In 1989 Richard Wilbur published New and Collected Poems, a landmark volume that won that year's Pulitzer Prize. Now, ten years later, he has prepared a collection of all the poetry he has written in the intervening years, together with new translations of Molière (from Amphitryon) and Dante. These twenty-five poems reaffirm Wilbur's stature as one of our greatest living masters of verse.
Richard Wilbur, who won the Pulitzer Prize in 1989 for his New and Collected Poems
, has occasionally been pilloried for the twin sins of being too immaculate and too optimistic a poet. (Randall Jarrell, for example, noted that he "obsessively sees, and shows, the bright underside of every dark thing.") But surely these are peccadilloes when measured against Wilbur's formal mastery and unsentimental pathos. Both qualities are on display in Mayflies

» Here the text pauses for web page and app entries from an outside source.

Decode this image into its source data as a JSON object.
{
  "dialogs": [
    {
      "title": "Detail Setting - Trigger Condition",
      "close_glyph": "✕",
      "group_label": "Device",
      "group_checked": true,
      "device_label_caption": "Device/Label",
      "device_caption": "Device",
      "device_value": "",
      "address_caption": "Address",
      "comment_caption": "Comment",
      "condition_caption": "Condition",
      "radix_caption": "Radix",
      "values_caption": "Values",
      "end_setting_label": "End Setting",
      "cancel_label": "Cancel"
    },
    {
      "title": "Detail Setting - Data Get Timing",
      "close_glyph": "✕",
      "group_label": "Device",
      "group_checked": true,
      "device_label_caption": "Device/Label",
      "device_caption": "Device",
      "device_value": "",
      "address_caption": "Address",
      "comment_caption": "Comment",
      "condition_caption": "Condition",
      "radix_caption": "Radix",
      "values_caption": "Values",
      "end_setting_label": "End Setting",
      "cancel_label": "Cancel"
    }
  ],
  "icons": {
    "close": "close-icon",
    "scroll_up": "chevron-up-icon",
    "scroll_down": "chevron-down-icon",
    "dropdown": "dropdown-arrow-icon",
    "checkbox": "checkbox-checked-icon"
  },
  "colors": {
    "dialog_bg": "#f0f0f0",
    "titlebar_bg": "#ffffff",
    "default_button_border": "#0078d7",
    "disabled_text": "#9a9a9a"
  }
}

, which collects his work of the 1990s. Not surprisingly, there are more than a few gestures toward mortality, starting with the title poem's evocation of "those lifelong dancers of a day":
In somber forest, when the sun was low,
I saw from unseen pools a mist of flies
In their quadrillions rise
And animate a ragged patch of glow
With sudden glittering...
There is, perhaps, an extra quotient of Frost-like gloom to some of the work here. And indeed, "A Wall in the Woods: Cummington" seems like a deliberate updating of Frost's Yankee pastoralism, although Wilbur imparts an elegance all his own: "What is it for, now that dividing neither / Farm from farm nor field from field, it runs / Through deep impartial woods, and is trangressed / By boughs of pine or beech from either side?" Here and there Wilbur runs out of steam, or bogs down in his own gentility. But he's an appropriately flinty mouthpiece for Dante in "Canto XXV of the Inferno
," which originally appeared in a 1998 round-robin translation, and poems like "For C." or "Icons" or "Fabrications" show him at the top of his game. Formalism could hardly find a more accomplished figure for its standard-bearer, and like the spider web that Wilbur celebrates in the latter poem, Mayflies
handily demonstrates "the bright resilience of the frailest form." --James Marcus